Restate the data below word for word, omitting pictures.
====== Information ======
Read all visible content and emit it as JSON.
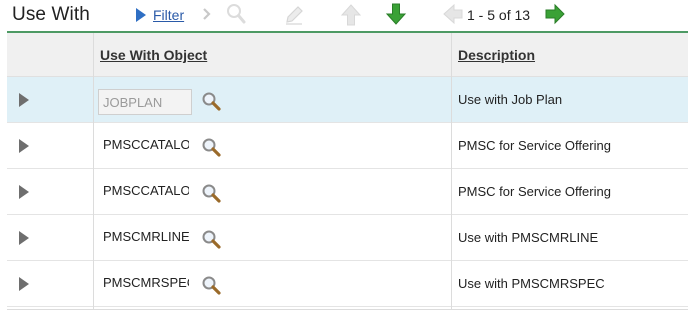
{
  "section": {
    "title": "Use With"
  },
  "toolbar": {
    "filter_label": "Filter",
    "page_info": "1 - 5 of 13",
    "icons": [
      "filter-arrow-icon",
      "chevron-right-icon",
      "search-icon",
      "pencil-icon",
      "arrow-up-icon",
      "arrow-down-icon",
      "arrow-left-icon",
      "arrow-right-icon"
    ],
    "colors": {
      "green_enabled": "#3aa136",
      "disabled_gray": "#d9d9d9",
      "link_blue": "#2a5aa8"
    }
  },
  "table": {
    "columns": {
      "object": "Use With Object",
      "description": "Description"
    },
    "rows": [
      {
        "object": "JOBPLAN",
        "description": "Use with Job Plan",
        "selected": true,
        "readonly": true
      },
      {
        "object": "PMSCCATALOG",
        "description": "PMSC for Service Offering"
      },
      {
        "object": "PMSCCATALOG",
        "description": "PMSC for Service Offering"
      },
      {
        "object": "PMSCMRLINE",
        "description": "Use with PMSCMRLINE"
      },
      {
        "object": "PMSCMRSPEC",
        "description": "Use with PMSCMRSPEC"
      }
    ],
    "colors": {
      "header_bg": "#f0f0f0",
      "selected_bg": "#dff0f7",
      "accent_line": "#4d9a64"
    }
  }
}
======
The completed task.
Read all visible content and emit it as JSON.
{
  "section": {
    "title": "Use With"
  },
  "toolbar": {
    "filter_label": "Filter",
    "page_info": "1 - 5 of 13",
    "icons": [
      "filter-arrow-icon",
      "chevron-right-icon",
      "search-icon",
      "pencil-icon",
      "arrow-up-icon",
      "arrow-down-icon",
      "arrow-left-icon",
      "arrow-right-icon"
    ],
    "colors": {
      "green_enabled": "#3aa136",
      "disabled_gray": "#d9d9d9",
      "link_blue": "#2a5aa8"
    }
  },
  "table": {
    "columns": {
      "object": "Use With Object",
      "description": "Description"
    },
    "rows": [
      {
        "object": "JOBPLAN",
        "description": "Use with Job Plan",
        "selected": true,
        "readonly": true
      },
      {
        "object": "PMSCCATALOG",
        "description": "PMSC for Service Offering"
      },
      {
        "object": "PMSCCATALOG",
        "description": "PMSC for Service Offering"
      },
      {
        "object": "PMSCMRLINE",
        "description": "Use with PMSCMRLINE"
      },
      {
        "object": "PMSCMRSPEC",
        "description": "Use with PMSCMRSPEC"
      }
    ],
    "colors": {
      "header_bg": "#f0f0f0",
      "selected_bg": "#dff0f7",
      "accent_line": "#4d9a64"
    }
  }
}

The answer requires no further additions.